» WORK REQUEST
Every line of the material below must be repeated exactly.

» EXERCISE DATA
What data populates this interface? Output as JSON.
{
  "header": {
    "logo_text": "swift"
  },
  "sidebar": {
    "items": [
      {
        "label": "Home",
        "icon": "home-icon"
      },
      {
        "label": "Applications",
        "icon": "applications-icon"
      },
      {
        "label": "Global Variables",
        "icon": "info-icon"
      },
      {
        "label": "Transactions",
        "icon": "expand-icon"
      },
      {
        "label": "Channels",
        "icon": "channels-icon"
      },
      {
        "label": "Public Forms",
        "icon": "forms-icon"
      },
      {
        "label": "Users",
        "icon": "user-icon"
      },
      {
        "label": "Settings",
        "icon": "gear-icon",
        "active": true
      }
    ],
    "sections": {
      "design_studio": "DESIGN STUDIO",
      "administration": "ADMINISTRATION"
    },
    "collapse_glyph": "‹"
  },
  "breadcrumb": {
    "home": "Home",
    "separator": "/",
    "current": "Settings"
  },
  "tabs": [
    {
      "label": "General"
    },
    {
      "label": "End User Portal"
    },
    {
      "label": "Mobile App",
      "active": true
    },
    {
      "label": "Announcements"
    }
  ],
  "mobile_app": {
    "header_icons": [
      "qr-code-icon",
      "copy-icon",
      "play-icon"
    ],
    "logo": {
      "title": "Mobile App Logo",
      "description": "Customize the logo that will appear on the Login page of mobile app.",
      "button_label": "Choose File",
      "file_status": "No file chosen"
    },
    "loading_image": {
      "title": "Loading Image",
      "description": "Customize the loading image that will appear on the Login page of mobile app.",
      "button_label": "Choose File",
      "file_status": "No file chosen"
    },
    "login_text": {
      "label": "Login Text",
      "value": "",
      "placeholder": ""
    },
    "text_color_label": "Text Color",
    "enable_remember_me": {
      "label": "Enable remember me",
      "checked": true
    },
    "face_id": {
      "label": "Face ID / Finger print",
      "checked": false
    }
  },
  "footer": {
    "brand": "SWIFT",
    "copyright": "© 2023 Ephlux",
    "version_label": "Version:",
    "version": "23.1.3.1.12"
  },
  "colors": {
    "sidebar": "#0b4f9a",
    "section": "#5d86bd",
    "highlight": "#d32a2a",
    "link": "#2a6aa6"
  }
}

» ANSWER FOR THE TASK
What data populates this interface? Output as JSON.
{
  "header": {
    "logo_text": "swift"
  },
  "sidebar": {
    "items": [
      {
        "label": "Home",
        "icon": "home-icon"
      },
      {
        "label": "Applications",
        "icon": "applications-icon"
      },
      {
        "label": "Global Variables",
        "icon": "info-icon"
      },
      {
        "label": "Transactions",
        "icon": "expand-icon"
      },
      {
        "label": "Channels",
        "icon": "channels-icon"
      },
      {
        "label": "Public Forms",
        "icon": "forms-icon"
      },
      {
        "label": "Users",
        "icon": "user-icon"
      },
      {
        "label": "Settings",
        "icon": "gear-icon",
        "active": true
      }
    ],
    "sections": {
      "design_studio": "DESIGN STUDIO",
      "administration": "ADMINISTRATION"
    },
    "collapse_glyph": "‹"
  },
  "breadcrumb": {
    "home": "Home",
    "separator": "/",
    "current": "Settings"
  },
  "tabs": [
    {
      "label": "General"
    },
    {
      "label": "End User Portal"
    },
    {
      "label": "Mobile App",
      "active": true
    },
    {
      "label": "Announcements"
    }
  ],
  "mobile_app": {
    "header_icons": [
      "qr-code-icon",
      "copy-icon",
      "play-icon"
    ],
    "logo": {
      "title": "Mobile App Logo",
      "description": "Customize the logo that will appear on the Login page of mobile app.",
      "button_label": "Choose File",
      "file_status": "No file chosen"
    },
    "loading_image": {
      "title": "Loading Image",
      "description": "Customize the loading image that will appear on the Login page of mobile app.",
      "button_label": "Choose File",
      "file_status": "No file chosen"
    },
    "login_text": {
      "label": "Login Text",
      "value": "",
      "placeholder": ""
    },
    "text_color_label": "Text Color",
    "enable_remember_me": {
      "label": "Enable remember me",
      "checked": true
    },
    "face_id": {
      "label": "Face ID / Finger print",
      "checked": false
    }
  },
  "footer": {
    "brand": "SWIFT",
    "copyright": "© 2023 Ephlux",
    "version_label": "Version:",
    "version": "23.1.3.1.12"
  },
  "colors": {
    "sidebar": "#0b4f9a",
    "section": "#5d86bd",
    "highlight": "#d32a2a",
    "link": "#2a6aa6"
  }
}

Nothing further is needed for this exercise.